- [Description of the task]: What are the lines, written out exactly, from the one containing "What data populates" to the end of the entries below? Include both ends and nothing more.

- [Exercise inputs]:

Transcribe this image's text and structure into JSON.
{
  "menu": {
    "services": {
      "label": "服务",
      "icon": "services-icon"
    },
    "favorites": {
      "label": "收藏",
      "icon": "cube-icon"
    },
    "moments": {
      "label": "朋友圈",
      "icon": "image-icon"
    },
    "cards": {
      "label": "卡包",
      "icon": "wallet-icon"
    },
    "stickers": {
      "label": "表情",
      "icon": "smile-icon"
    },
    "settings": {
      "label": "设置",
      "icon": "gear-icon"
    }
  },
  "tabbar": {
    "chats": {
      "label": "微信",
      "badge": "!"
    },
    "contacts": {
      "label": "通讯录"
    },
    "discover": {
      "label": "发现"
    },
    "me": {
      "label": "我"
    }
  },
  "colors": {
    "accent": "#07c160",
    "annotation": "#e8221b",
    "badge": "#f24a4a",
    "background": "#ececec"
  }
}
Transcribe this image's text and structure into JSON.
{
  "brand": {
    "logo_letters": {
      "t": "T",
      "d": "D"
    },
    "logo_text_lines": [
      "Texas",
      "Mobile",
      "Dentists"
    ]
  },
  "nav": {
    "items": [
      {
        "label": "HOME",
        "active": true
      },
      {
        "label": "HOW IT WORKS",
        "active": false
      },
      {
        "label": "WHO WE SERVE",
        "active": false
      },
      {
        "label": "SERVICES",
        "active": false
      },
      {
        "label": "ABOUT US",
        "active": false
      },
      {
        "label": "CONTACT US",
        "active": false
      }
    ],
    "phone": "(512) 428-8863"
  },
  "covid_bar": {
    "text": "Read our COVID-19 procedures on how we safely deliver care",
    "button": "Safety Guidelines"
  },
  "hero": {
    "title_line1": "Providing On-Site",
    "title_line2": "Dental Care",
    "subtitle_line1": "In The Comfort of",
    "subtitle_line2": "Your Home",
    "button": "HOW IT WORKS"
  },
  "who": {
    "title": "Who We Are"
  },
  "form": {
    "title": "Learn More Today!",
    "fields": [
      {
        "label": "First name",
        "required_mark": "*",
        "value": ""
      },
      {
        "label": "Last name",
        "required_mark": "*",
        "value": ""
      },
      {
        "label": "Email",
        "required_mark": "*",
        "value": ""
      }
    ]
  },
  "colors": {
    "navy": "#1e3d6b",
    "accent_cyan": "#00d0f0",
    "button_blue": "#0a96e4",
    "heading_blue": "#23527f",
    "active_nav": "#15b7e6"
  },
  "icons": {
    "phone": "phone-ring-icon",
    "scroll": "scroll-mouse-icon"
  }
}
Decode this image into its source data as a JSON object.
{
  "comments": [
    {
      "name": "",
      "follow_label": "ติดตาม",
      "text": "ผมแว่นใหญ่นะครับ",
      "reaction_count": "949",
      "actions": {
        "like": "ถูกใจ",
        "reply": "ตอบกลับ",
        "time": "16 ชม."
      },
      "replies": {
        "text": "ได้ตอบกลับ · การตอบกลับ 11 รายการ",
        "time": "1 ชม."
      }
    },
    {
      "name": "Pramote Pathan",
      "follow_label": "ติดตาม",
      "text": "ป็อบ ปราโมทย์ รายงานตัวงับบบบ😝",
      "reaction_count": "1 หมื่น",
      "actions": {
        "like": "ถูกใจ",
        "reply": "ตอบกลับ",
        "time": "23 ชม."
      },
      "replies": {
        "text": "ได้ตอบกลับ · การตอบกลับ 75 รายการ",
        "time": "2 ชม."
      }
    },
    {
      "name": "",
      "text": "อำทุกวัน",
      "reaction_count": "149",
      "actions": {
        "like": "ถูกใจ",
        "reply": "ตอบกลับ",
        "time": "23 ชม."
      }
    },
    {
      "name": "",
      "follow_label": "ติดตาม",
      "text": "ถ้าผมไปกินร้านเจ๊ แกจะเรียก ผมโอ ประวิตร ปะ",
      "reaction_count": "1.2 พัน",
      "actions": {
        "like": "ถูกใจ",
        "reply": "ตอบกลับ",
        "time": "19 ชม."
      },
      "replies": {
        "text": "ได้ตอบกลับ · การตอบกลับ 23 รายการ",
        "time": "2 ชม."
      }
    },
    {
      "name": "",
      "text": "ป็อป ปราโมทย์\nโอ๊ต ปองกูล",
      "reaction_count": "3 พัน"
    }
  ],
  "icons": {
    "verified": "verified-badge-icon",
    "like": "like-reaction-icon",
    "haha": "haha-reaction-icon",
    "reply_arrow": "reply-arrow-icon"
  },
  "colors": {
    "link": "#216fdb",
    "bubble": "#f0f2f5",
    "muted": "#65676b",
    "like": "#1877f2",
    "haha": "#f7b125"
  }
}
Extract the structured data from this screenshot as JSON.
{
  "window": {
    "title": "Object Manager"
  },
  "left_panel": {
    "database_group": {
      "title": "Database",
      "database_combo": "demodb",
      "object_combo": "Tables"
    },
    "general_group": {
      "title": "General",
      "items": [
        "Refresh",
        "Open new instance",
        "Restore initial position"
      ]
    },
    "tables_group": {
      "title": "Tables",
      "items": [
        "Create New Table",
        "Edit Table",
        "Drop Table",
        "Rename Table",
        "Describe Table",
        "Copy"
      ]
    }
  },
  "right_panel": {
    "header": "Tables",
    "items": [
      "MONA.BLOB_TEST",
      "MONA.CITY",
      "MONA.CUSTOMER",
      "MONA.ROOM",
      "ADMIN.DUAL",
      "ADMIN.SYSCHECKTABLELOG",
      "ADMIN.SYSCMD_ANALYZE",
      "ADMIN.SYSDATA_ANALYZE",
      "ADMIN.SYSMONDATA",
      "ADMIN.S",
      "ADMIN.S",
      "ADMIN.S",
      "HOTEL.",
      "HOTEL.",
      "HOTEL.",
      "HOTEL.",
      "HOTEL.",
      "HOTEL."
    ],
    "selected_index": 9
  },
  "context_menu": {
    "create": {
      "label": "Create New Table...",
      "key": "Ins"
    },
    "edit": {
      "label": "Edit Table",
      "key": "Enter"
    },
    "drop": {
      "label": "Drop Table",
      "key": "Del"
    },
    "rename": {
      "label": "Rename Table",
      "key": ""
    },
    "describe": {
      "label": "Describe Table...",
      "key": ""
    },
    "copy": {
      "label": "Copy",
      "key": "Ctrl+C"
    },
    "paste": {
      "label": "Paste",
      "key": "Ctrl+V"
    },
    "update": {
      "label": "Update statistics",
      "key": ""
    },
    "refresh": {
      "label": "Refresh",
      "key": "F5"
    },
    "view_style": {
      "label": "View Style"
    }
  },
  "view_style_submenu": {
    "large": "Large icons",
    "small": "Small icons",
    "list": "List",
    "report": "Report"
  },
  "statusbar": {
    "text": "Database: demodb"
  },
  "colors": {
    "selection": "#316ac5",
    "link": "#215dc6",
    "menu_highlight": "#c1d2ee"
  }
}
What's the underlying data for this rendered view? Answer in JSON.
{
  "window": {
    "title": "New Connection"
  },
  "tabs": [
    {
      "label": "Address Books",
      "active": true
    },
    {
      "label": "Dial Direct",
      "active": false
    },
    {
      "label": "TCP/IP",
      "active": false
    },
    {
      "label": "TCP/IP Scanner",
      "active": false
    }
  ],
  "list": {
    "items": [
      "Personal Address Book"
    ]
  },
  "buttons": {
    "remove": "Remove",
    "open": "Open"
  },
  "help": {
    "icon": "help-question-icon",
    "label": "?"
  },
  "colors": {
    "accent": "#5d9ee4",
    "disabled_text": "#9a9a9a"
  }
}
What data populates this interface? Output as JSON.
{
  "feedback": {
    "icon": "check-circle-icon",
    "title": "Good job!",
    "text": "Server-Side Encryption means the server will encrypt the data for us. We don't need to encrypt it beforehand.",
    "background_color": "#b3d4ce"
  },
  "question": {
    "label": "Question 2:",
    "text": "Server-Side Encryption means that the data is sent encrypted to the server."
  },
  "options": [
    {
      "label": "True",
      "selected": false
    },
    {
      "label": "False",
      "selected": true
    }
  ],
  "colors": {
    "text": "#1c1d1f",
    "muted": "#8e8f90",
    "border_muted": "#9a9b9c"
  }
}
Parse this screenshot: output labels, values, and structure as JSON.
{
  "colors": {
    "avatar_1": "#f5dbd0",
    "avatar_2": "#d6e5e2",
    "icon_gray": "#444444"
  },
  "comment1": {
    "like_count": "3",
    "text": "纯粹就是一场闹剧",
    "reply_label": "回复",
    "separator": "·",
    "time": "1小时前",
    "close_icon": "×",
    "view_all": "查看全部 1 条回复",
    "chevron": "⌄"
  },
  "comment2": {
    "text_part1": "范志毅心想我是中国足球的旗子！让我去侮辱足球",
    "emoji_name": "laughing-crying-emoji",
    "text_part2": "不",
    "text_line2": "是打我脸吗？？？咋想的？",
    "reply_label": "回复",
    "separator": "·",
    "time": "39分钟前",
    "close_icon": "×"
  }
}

- [Task solution]:
What data populates this interface? Output as JSON.
{
  "feedback": {
    "icon": "check-circle-icon",
    "title": "Good job!",
    "text": "Server-Side Encryption means the server will encrypt the data for us. We don't need to encrypt it beforehand.",
    "background_color": "#b3d4ce"
  },
  "question": {
    "label": "Question 2:",
    "text": "Server-Side Encryption means that the data is sent encrypted to the server."
  },
  "options": [
    {
      "label": "True",
      "selected": false
    },
    {
      "label": "False",
      "selected": true
    }
  ],
  "colors": {
    "text": "#1c1d1f",
    "muted": "#8e8f90",
    "border_muted": "#9a9b9c"
  }
}
Parse this screenshot: output labels, values, and structure as JSON.
{
  "colors": {
    "avatar_1": "#f5dbd0",
    "avatar_2": "#d6e5e2",
    "icon_gray": "#444444"
  },
  "comment1": {
    "like_count": "3",
    "text": "纯粹就是一场闹剧",
    "reply_label": "回复",
    "separator": "·",
    "time": "1小时前",
    "close_icon": "×",
    "view_all": "查看全部 1 条回复",
    "chevron": "⌄"
  },
  "comment2": {
    "text_part1": "范志毅心想我是中国足球的旗子！让我去侮辱足球",
    "emoji_name": "laughing-crying-emoji",
    "text_part2": "不",
    "text_line2": "是打我脸吗？？？咋想的？",
    "reply_label": "回复",
    "separator": "·",
    "time": "39分钟前",
    "close_icon": "×"
  }
}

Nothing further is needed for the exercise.